BEGIN Given data

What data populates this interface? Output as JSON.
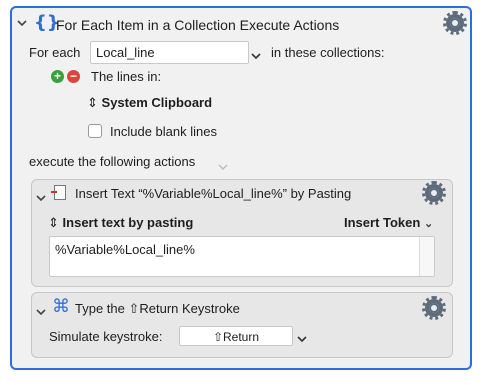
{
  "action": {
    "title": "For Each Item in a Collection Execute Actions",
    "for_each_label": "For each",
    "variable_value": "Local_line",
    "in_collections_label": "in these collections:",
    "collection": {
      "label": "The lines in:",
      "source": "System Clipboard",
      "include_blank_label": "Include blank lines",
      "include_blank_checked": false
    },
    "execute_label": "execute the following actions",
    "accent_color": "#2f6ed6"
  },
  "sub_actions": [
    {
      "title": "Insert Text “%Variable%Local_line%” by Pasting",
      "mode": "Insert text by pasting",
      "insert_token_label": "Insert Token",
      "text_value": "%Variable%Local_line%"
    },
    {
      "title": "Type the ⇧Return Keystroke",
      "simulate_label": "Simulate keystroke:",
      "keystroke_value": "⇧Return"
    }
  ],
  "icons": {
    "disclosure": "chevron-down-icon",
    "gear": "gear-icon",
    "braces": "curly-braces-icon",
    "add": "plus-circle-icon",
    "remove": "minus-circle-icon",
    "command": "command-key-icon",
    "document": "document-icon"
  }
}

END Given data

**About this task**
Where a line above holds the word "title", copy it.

**Answer space**
    "title": "For Each Item in a Collection Execute Actions",
      "title": "Insert Text “%Variable%Local_line%” by Pasting",
      "title": "Type the ⇧Return Keystroke",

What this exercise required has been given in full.